▶ _Aim of the task_:
If a line in the listing below includes the string "this", pull it out.

▶ _Dataset excerpts_:
==========

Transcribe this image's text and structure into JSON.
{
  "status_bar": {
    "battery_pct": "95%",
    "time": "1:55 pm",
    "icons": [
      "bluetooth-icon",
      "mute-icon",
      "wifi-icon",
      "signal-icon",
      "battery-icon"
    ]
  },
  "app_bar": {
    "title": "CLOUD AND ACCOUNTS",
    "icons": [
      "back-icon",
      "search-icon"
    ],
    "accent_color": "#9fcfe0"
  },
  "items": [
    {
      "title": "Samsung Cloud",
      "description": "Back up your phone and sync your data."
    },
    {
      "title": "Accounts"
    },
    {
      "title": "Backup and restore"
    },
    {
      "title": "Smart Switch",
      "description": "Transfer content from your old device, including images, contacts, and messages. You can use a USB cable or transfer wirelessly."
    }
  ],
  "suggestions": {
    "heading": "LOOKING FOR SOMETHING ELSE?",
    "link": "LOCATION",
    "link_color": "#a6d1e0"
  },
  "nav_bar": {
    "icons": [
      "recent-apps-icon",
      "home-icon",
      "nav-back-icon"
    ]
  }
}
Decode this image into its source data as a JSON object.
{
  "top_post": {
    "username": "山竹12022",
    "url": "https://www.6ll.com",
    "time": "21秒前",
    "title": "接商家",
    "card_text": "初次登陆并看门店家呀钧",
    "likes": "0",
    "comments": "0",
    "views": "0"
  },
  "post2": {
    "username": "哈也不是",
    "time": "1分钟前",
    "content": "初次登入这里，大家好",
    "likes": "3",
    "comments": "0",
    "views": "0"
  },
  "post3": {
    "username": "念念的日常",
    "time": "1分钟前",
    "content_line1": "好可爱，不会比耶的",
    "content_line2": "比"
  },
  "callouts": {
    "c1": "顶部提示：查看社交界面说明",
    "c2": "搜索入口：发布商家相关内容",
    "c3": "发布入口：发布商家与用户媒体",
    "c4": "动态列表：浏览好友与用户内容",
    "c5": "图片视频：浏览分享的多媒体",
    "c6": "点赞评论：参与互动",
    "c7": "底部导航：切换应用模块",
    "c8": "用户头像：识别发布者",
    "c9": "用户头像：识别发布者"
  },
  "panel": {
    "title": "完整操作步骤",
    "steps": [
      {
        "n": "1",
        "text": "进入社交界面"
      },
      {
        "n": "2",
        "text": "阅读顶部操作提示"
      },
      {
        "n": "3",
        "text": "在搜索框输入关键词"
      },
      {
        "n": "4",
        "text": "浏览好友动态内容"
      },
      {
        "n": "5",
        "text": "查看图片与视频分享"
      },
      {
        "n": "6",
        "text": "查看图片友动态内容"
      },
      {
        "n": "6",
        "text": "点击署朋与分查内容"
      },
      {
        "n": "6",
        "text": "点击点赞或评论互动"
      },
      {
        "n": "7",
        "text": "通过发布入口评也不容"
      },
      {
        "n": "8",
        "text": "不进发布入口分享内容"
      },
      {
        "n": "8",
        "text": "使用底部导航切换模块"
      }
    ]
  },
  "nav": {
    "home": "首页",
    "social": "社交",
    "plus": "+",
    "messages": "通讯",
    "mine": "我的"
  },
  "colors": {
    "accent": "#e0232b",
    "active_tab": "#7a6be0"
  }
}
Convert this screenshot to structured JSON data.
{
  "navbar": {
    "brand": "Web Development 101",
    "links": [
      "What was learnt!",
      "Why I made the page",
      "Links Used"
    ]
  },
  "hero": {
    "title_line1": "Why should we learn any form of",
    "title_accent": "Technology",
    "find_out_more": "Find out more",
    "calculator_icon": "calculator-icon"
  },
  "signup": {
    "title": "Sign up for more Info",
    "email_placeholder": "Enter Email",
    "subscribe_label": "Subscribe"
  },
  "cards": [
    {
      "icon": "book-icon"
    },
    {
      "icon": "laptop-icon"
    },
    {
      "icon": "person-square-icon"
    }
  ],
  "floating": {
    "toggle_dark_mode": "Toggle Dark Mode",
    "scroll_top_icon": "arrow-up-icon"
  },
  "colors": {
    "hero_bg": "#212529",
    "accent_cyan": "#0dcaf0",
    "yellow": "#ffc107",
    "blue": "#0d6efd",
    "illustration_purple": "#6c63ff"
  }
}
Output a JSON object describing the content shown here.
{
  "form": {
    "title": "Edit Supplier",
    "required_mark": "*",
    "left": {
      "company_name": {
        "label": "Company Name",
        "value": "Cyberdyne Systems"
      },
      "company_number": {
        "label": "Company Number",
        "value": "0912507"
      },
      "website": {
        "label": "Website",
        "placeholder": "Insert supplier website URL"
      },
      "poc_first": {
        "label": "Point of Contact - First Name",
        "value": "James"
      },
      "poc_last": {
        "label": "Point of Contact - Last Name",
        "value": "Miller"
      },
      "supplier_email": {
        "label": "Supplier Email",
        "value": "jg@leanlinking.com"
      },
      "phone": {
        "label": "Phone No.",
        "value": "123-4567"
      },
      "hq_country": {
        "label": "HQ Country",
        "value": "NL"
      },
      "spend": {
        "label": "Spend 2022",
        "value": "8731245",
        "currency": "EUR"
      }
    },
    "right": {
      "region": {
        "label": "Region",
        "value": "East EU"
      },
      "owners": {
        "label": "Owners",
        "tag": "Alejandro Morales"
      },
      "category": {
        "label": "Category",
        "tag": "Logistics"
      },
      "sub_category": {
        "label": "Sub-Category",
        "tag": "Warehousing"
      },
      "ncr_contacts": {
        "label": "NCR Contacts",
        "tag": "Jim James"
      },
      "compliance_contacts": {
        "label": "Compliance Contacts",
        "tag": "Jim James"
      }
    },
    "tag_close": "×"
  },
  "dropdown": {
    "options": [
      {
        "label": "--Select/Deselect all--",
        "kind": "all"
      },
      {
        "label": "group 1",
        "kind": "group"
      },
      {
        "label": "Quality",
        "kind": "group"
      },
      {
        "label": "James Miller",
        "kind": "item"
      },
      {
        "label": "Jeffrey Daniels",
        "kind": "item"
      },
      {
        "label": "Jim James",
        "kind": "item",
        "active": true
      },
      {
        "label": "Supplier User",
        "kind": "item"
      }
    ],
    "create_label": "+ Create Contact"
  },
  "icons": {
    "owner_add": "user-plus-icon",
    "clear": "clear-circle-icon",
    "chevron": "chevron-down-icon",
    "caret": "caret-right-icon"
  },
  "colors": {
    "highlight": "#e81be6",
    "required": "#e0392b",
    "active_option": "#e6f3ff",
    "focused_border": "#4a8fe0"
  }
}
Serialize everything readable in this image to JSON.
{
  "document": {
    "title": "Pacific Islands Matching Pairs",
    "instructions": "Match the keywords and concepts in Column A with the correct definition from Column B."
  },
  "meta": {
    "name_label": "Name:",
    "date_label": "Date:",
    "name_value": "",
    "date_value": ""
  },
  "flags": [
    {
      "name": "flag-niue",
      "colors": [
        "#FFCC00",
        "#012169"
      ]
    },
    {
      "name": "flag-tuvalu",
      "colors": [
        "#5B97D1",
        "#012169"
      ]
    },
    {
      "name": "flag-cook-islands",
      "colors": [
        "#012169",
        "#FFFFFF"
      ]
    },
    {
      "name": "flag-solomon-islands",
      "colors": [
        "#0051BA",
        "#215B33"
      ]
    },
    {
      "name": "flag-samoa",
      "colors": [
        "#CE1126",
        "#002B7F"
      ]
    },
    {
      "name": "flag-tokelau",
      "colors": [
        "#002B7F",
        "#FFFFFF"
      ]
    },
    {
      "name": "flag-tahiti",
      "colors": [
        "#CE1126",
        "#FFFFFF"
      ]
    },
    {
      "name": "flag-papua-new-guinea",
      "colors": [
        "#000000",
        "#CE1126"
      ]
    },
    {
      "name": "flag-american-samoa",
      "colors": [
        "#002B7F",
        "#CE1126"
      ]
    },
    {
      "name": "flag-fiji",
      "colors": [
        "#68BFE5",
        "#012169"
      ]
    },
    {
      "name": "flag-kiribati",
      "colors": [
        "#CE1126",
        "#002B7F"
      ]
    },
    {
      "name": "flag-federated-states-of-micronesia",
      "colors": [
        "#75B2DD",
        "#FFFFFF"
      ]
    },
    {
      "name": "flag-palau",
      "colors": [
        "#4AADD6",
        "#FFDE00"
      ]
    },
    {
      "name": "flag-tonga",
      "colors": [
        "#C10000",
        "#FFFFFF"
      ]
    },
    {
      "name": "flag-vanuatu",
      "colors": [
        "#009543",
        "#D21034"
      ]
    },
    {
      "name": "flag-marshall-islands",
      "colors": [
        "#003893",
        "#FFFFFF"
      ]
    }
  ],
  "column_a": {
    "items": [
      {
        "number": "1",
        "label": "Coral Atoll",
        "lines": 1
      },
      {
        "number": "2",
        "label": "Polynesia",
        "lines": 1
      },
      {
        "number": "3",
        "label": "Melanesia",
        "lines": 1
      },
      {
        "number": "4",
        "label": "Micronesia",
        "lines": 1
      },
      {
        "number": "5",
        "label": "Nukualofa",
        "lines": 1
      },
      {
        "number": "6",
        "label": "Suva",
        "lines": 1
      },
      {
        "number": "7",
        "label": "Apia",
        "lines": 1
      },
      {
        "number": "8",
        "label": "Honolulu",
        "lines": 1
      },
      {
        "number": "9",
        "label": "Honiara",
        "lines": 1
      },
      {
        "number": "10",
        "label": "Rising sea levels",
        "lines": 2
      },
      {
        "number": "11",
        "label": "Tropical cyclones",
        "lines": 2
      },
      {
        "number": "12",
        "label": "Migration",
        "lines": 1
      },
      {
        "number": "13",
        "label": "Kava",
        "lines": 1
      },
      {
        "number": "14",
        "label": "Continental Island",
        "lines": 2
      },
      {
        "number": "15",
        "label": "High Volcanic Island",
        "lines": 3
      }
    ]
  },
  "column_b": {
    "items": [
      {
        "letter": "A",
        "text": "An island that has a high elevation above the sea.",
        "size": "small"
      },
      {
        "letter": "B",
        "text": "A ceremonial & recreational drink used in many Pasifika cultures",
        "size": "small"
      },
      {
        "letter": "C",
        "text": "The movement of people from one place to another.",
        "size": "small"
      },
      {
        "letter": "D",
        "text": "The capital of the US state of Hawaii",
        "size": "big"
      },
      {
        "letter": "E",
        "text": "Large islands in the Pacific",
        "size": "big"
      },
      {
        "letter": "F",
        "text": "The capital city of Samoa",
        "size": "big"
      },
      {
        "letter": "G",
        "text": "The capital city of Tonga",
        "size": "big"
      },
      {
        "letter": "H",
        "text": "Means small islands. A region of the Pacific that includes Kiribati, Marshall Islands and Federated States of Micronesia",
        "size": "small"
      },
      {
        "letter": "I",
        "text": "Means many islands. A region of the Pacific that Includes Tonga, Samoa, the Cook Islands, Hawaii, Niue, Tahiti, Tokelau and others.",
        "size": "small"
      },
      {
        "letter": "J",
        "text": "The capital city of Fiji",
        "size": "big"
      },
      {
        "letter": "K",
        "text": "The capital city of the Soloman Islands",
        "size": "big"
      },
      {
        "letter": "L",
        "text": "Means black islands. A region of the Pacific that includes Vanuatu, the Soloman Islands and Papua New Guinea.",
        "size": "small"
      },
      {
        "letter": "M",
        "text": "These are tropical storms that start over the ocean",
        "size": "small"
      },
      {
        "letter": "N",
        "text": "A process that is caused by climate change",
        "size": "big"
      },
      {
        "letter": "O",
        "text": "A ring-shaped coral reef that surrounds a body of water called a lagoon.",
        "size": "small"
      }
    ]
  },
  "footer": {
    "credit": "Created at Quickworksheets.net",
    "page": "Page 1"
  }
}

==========

▶ _Result_:
Transcribe this image's text and structure into JSON.
Decode this image into its source data as a JSON object.
Convert this screenshot to structured JSON data.
Serialize everything readable in this image to JSON.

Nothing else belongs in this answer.